• **DIRECTIONS**
Return all lines below containing the word "bound".

(Data extracted from a collection)
---+---
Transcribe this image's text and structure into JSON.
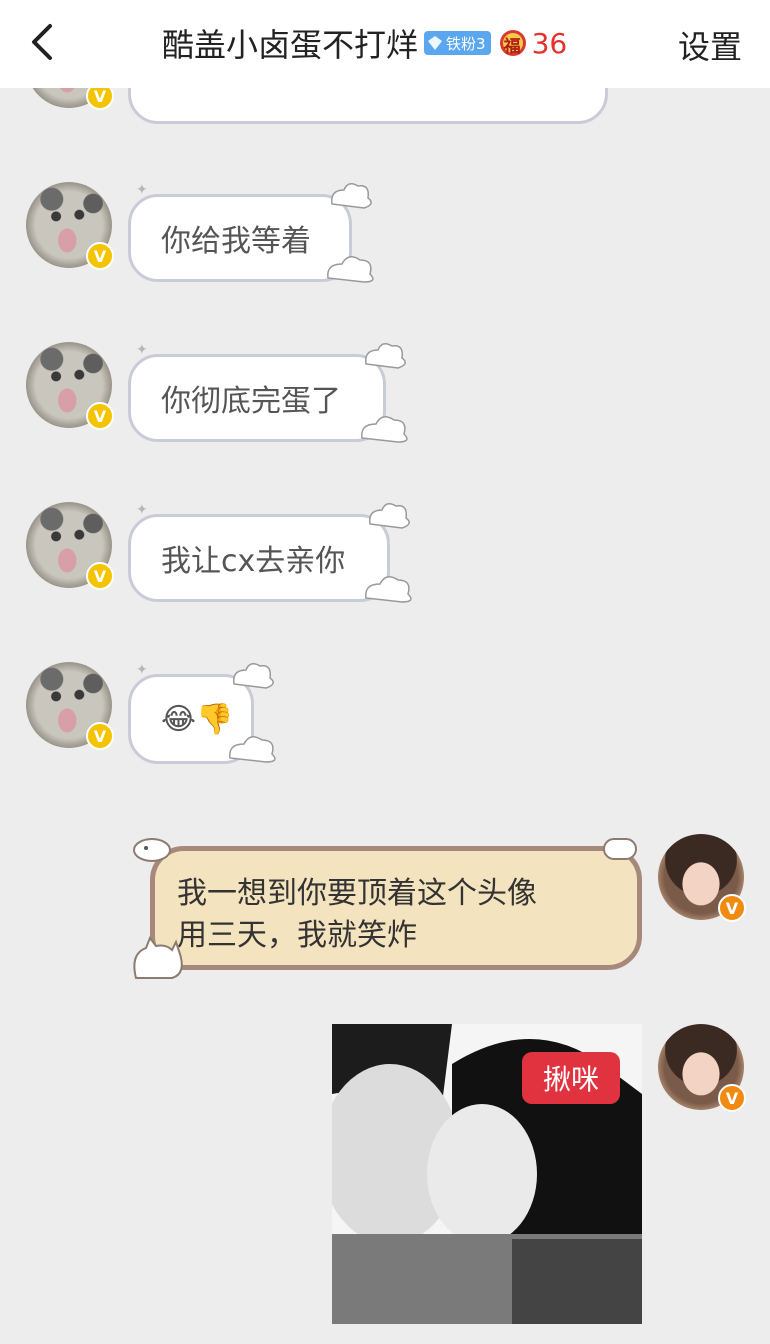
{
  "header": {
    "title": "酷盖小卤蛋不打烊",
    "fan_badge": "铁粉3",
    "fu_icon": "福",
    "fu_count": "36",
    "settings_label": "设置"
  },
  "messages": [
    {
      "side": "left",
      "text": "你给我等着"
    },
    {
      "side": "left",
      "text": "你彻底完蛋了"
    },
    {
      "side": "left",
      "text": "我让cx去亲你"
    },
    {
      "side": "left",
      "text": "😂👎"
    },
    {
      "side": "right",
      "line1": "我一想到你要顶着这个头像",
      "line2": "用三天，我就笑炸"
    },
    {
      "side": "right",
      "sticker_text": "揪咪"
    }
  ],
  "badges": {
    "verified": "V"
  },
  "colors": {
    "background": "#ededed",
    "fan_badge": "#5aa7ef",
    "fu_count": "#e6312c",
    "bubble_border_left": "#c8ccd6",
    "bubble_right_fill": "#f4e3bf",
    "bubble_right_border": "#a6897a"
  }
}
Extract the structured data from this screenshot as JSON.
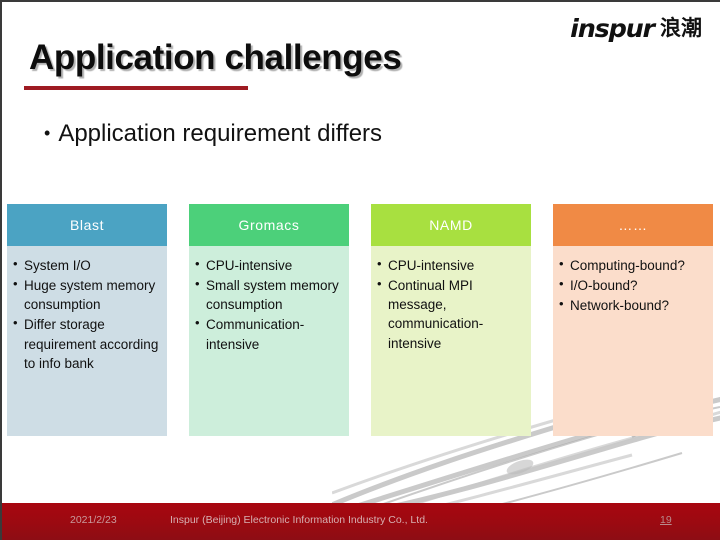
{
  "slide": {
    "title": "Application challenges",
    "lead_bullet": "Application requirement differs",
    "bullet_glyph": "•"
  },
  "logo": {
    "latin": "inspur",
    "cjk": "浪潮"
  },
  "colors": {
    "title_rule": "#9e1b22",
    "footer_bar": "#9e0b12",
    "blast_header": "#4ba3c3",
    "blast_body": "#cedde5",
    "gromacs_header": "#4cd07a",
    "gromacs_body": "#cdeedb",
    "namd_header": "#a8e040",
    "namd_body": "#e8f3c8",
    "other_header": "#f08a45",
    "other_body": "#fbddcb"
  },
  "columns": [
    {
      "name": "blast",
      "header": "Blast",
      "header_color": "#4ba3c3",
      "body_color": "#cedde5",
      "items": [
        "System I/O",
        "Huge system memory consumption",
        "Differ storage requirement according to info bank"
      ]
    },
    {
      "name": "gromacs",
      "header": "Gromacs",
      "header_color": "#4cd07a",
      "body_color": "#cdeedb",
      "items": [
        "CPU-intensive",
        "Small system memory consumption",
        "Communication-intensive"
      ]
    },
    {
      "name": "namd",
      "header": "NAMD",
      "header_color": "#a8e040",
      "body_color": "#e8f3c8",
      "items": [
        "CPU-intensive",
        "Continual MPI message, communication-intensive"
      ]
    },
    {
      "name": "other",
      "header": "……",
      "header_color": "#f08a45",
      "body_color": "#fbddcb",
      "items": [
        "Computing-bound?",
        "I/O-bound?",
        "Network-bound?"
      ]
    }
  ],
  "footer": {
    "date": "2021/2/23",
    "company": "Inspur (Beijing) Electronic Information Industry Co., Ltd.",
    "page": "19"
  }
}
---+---
• **ANSWER BOX**
        "Computing-bound?",
        "I/O-bound?",
        "Network-bound?"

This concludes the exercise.